__Problem details__
Print every line below. Match each one exactly.

___ Data supplied ___

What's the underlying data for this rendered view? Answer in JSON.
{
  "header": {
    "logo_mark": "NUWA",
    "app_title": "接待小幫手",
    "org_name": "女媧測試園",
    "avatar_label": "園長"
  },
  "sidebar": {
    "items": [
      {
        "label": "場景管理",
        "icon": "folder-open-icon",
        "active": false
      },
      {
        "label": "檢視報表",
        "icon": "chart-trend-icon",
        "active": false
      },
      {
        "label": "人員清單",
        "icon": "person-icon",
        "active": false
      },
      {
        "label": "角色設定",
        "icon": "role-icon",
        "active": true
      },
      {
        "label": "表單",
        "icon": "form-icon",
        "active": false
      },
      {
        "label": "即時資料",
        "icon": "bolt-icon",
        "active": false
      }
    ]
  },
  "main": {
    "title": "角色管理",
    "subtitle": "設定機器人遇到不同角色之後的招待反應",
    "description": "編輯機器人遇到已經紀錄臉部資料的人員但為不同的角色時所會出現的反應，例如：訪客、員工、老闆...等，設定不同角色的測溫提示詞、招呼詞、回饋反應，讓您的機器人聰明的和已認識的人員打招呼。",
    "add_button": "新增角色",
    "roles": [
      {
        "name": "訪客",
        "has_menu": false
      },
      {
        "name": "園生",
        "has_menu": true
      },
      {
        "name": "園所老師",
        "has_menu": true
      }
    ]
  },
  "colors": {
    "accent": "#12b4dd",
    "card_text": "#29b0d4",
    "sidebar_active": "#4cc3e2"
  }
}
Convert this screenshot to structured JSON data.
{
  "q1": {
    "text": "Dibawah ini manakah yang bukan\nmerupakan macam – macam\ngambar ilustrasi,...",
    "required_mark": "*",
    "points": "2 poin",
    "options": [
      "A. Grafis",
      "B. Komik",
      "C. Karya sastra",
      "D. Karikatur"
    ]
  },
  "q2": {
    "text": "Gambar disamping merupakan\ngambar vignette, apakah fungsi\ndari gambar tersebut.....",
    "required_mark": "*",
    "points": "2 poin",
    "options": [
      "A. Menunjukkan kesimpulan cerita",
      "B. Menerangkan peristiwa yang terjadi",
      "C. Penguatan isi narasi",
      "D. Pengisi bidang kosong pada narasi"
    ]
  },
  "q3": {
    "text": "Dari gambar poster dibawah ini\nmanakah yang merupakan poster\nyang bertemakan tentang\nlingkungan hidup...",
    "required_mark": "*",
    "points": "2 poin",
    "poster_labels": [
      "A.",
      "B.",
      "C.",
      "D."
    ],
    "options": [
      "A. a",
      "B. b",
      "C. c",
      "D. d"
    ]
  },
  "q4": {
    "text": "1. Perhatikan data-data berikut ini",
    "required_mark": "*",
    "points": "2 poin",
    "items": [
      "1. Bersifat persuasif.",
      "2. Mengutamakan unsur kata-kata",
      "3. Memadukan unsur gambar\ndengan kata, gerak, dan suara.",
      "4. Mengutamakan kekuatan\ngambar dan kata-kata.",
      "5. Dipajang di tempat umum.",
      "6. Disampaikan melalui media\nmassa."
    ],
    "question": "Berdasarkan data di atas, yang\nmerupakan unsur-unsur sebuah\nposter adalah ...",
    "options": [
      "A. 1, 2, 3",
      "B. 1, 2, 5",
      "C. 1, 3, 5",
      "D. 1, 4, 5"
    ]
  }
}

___

__Answer to the exercise__
What's the underlying data for this rendered view? Answer in JSON.
{
  "header": {
    "logo_mark": "NUWA",
    "app_title": "接待小幫手",
    "org_name": "女媧測試園",
    "avatar_label": "園長"
  },
  "sidebar": {
    "items": [
      {
        "label": "場景管理",
        "icon": "folder-open-icon",
        "active": false
      },
      {
        "label": "檢視報表",
        "icon": "chart-trend-icon",
        "active": false
      },
      {
        "label": "人員清單",
        "icon": "person-icon",
        "active": false
      },
      {
        "label": "角色設定",
        "icon": "role-icon",
        "active": true
      },
      {
        "label": "表單",
        "icon": "form-icon",
        "active": false
      },
      {
        "label": "即時資料",
        "icon": "bolt-icon",
        "active": false
      }
    ]
  },
  "main": {
    "title": "角色管理",
    "subtitle": "設定機器人遇到不同角色之後的招待反應",
    "description": "編輯機器人遇到已經紀錄臉部資料的人員但為不同的角色時所會出現的反應，例如：訪客、員工、老闆...等，設定不同角色的測溫提示詞、招呼詞、回饋反應，讓您的機器人聰明的和已認識的人員打招呼。",
    "add_button": "新增角色",
    "roles": [
      {
        "name": "訪客",
        "has_menu": false
      },
      {
        "name": "園生",
        "has_menu": true
      },
      {
        "name": "園所老師",
        "has_menu": true
      }
    ]
  },
  "colors": {
    "accent": "#12b4dd",
    "card_text": "#29b0d4",
    "sidebar_active": "#4cc3e2"
  }
}
Convert this screenshot to structured JSON data.
{
  "q1": {
    "text": "Dibawah ini manakah yang bukan\nmerupakan macam – macam\ngambar ilustrasi,...",
    "required_mark": "*",
    "points": "2 poin",
    "options": [
      "A. Grafis",
      "B. Komik",
      "C. Karya sastra",
      "D. Karikatur"
    ]
  },
  "q2": {
    "text": "Gambar disamping merupakan\ngambar vignette, apakah fungsi\ndari gambar tersebut.....",
    "required_mark": "*",
    "points": "2 poin",
    "options": [
      "A. Menunjukkan kesimpulan cerita",
      "B. Menerangkan peristiwa yang terjadi",
      "C. Penguatan isi narasi",
      "D. Pengisi bidang kosong pada narasi"
    ]
  },
  "q3": {
    "text": "Dari gambar poster dibawah ini\nmanakah yang merupakan poster\nyang bertemakan tentang\nlingkungan hidup...",
    "required_mark": "*",
    "points": "2 poin",
    "poster_labels": [
      "A.",
      "B.",
      "C.",
      "D."
    ],
    "options": [
      "A. a",
      "B. b",
      "C. c",
      "D. d"
    ]
  },
  "q4": {
    "text": "1. Perhatikan data-data berikut ini",
    "required_mark": "*",
    "points": "2 poin",
    "items": [
      "1. Bersifat persuasif.",
      "2. Mengutamakan unsur kata-kata",
      "3. Memadukan unsur gambar\ndengan kata, gerak, dan suara.",
      "4. Mengutamakan kekuatan\ngambar dan kata-kata.",
      "5. Dipajang di tempat umum.",
      "6. Disampaikan melalui media\nmassa."
    ],
    "question": "Berdasarkan data di atas, yang\nmerupakan unsur-unsur sebuah\nposter adalah ...",
    "options": [
      "A. 1, 2, 3",
      "B. 1, 2, 5",
      "C. 1, 3, 5",
      "D. 1, 4, 5"
    ]
  }
}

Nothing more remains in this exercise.